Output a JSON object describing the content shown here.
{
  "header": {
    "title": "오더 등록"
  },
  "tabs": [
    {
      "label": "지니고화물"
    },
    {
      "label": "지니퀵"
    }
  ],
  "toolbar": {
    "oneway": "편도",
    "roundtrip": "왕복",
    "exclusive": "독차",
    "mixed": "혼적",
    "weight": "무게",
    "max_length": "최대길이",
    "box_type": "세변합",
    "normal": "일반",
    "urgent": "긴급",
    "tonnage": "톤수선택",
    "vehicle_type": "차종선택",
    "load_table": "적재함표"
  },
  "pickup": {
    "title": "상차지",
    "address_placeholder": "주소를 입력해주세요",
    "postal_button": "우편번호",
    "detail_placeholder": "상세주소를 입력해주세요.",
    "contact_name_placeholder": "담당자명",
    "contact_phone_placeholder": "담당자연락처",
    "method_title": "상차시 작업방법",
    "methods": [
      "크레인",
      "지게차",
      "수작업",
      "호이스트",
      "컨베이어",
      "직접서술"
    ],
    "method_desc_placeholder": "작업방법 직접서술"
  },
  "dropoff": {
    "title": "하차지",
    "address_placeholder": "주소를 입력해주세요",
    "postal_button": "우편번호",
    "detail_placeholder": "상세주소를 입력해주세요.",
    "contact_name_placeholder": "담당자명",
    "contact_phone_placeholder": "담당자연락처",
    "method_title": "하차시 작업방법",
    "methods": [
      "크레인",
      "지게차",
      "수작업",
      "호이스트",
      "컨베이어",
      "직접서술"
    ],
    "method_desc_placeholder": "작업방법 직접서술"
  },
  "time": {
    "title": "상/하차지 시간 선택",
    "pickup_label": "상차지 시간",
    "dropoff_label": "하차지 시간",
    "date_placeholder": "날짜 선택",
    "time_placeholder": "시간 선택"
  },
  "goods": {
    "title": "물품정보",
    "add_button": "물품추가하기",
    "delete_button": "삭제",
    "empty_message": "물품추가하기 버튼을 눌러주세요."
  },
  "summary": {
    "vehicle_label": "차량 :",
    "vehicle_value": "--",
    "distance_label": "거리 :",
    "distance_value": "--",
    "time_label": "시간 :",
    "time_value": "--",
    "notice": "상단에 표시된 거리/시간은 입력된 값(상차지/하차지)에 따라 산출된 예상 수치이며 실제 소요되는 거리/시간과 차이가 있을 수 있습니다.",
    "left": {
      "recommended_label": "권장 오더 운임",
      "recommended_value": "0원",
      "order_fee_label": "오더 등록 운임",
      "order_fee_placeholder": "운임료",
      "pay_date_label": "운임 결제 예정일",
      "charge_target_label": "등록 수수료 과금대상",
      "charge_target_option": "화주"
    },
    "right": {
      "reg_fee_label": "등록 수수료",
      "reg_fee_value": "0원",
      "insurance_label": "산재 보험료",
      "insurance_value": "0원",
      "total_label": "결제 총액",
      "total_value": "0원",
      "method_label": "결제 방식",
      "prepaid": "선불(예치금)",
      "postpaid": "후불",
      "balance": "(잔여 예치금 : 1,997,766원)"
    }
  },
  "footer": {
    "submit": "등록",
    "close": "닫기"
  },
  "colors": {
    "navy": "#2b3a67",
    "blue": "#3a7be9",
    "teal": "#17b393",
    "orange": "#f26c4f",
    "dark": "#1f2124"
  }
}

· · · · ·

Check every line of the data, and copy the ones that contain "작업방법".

> EXERCISE RESULT:
    "method_title": "상차시 작업방법",
    "method_desc_placeholder": "작업방법 직접서술"
    "method_title": "하차시 작업방법",
    "method_desc_placeholder": "작업방법 직접서술"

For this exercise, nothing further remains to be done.